##### MATERIAL SHOWN #####

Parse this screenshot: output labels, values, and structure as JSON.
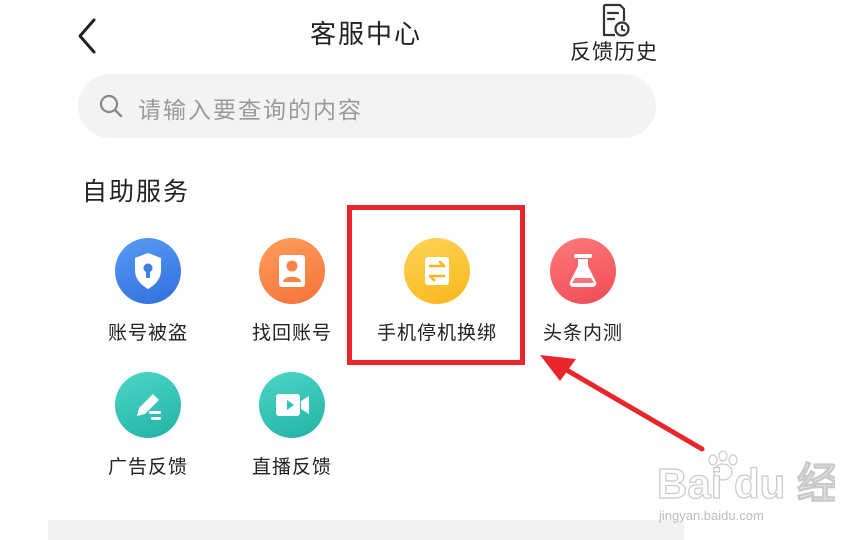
{
  "header": {
    "title": "客服中心",
    "history_label": "反馈历史"
  },
  "search": {
    "placeholder": "请输入要查询的内容"
  },
  "section": {
    "title": "自助服务"
  },
  "services": [
    {
      "label": "账号被盗",
      "icon": "shield-lock-icon",
      "color": "#3f7fe8"
    },
    {
      "label": "找回账号",
      "icon": "user-id-icon",
      "color": "#f7824a"
    },
    {
      "label": "手机停机换绑",
      "icon": "swap-arrows-icon",
      "color": "#fbc232"
    },
    {
      "label": "头条内测",
      "icon": "flask-icon",
      "color": "#f35e66"
    },
    {
      "label": "广告反馈",
      "icon": "edit-pen-icon",
      "color": "#2fc3b5"
    },
    {
      "label": "直播反馈",
      "icon": "video-camera-icon",
      "color": "#2fc3b5"
    }
  ],
  "annotation": {
    "highlight_color": "#e8262b",
    "highlighted_item": "手机停机换绑"
  },
  "watermark": {
    "brand": "Bai du 经验",
    "url": "jingyan.baidu.com"
  }
}
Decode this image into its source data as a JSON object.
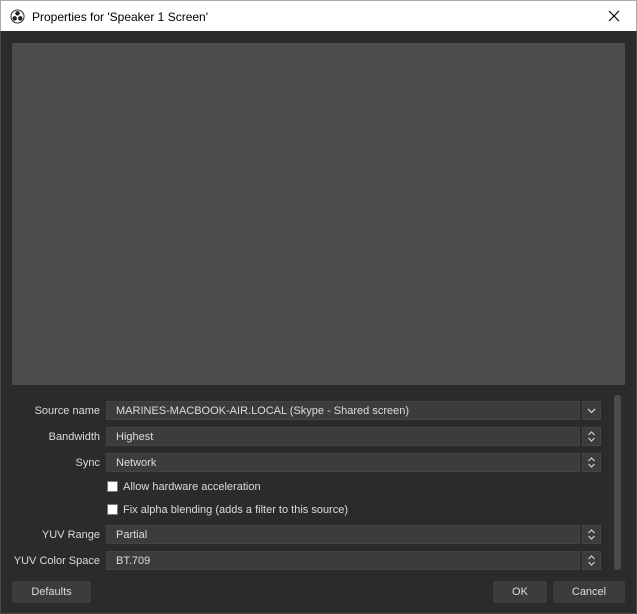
{
  "window": {
    "title": "Properties for 'Speaker 1 Screen'"
  },
  "form": {
    "source_name": {
      "label": "Source name",
      "value": "MARINES-MACBOOK-AIR.LOCAL (Skype - Shared screen)"
    },
    "bandwidth": {
      "label": "Bandwidth",
      "value": "Highest"
    },
    "sync": {
      "label": "Sync",
      "value": "Network"
    },
    "hw_accel": {
      "label": "Allow hardware acceleration",
      "checked": false
    },
    "fix_alpha": {
      "label": "Fix alpha blending (adds a filter to this source)",
      "checked": false
    },
    "yuv_range": {
      "label": "YUV Range",
      "value": "Partial"
    },
    "yuv_color_space": {
      "label": "YUV Color Space",
      "value": "BT.709"
    }
  },
  "buttons": {
    "defaults": "Defaults",
    "ok": "OK",
    "cancel": "Cancel"
  },
  "icons": {
    "app": "obs-logo-icon",
    "close": "close-icon",
    "dropdown": "chevron-down-icon",
    "spinner": "up-down-arrows-icon"
  },
  "colors": {
    "background": "#2b2b2b",
    "preview": "#4c4c4c",
    "field": "#3c3c3c",
    "text": "#dcdcdc"
  }
}
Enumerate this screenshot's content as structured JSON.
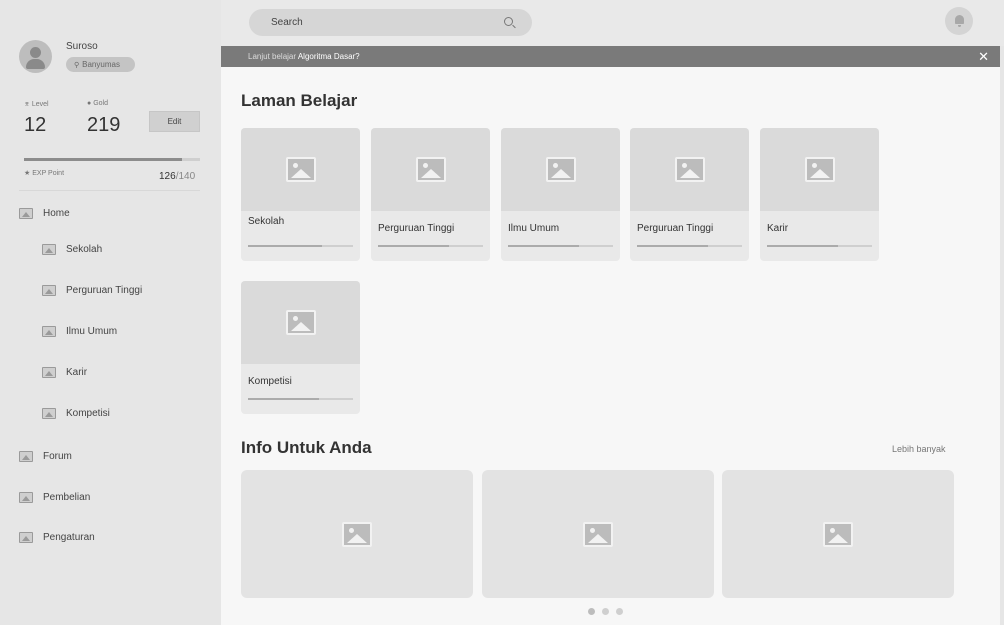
{
  "user": {
    "name": "Suroso",
    "location": "Banyumas",
    "level_label": "Level",
    "level_value": "12",
    "gold_label": "Gold",
    "gold_value": "219",
    "edit_label": "Edit",
    "exp_label": "EXP Point",
    "exp_current": "126",
    "exp_total": "/140",
    "exp_progress": 0.9
  },
  "sidebar": {
    "items": [
      {
        "label": "Home",
        "icon": "image-icon",
        "level": 0
      },
      {
        "label": "Sekolah",
        "icon": "image-icon",
        "level": 1
      },
      {
        "label": "Perguruan Tinggi",
        "icon": "image-icon",
        "level": 1
      },
      {
        "label": "Ilmu Umum",
        "icon": "image-icon",
        "level": 1
      },
      {
        "label": "Karir",
        "icon": "image-icon",
        "level": 1
      },
      {
        "label": "Kompetisi",
        "icon": "image-icon",
        "level": 1
      },
      {
        "label": "Forum",
        "icon": "image-icon",
        "level": 0
      },
      {
        "label": "Pembelian",
        "icon": "image-icon",
        "level": 0
      },
      {
        "label": "Pengaturan",
        "icon": "image-icon",
        "level": 0
      }
    ]
  },
  "header": {
    "search_placeholder": "Search",
    "notification_icon": "bell-icon"
  },
  "banner": {
    "prefix": "Lanjut belajar ",
    "course": "Algoritma Dasar?",
    "close_glyph": "✕"
  },
  "learning": {
    "title": "Laman Belajar",
    "cards": [
      {
        "title": "Sekolah",
        "progress": 0.7
      },
      {
        "title": "Perguruan Tinggi",
        "progress": 0.68
      },
      {
        "title": "Ilmu Umum",
        "progress": 0.68
      },
      {
        "title": "Perguruan Tinggi",
        "progress": 0.68
      },
      {
        "title": "Karir",
        "progress": 0.68
      },
      {
        "title": "Kompetisi",
        "progress": 0.68
      }
    ]
  },
  "info": {
    "title": "Info Untuk Anda",
    "more_label": "Lebih banyak",
    "card_count": 3,
    "carousel_pages": 3,
    "active_page": 0
  },
  "colors": {
    "sidebar_bg": "#e6e6e6",
    "banner_bg": "#7a7a7a",
    "card_bg": "#e9e9e9",
    "image_placeholder": "#dadada"
  }
}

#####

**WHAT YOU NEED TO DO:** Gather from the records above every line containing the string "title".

**THE ANSWER:**
    "title": "客服中心",
    "title": "自助服务"
    "title": "Properties for 'Speaker 1 Screen'"
    "title": "Laman Belajar",
        "title": "Sekolah",
        "title": "Perguruan Tinggi",
        "title": "Ilmu Umum",
        "title": "Perguruan Tinggi",
        "title": "Karir",
        "title": "Kompetisi",
    "title": "Info Untuk Anda",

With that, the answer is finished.